### EXERCISE PROMPT
Show me each line of the listing below where the word "length를" appears.

+++

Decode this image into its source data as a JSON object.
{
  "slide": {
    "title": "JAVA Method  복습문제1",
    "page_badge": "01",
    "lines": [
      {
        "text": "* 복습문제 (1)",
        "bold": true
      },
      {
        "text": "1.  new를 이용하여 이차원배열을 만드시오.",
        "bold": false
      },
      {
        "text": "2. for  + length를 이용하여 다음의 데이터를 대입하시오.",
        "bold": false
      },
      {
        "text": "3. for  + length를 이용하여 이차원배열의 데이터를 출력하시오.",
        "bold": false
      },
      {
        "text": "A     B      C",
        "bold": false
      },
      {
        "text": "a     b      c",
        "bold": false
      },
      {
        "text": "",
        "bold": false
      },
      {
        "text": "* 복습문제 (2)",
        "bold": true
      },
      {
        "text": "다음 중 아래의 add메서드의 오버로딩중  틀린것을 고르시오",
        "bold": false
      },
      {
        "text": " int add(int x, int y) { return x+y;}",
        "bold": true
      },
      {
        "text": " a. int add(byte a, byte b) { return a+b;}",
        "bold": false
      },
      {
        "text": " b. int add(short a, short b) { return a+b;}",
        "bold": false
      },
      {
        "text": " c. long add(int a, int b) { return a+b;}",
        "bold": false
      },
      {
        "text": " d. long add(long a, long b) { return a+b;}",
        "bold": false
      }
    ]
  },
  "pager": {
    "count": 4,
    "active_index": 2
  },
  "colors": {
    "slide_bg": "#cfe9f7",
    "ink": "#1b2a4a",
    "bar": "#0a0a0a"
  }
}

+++

### OUTPUT OF THE TASK
        "text": "2. for  + length를 이용하여 다음의 데이터를 대입하시오.",
        "text": "3. for  + length를 이용하여 이차원배열의 데이터를 출력하시오.",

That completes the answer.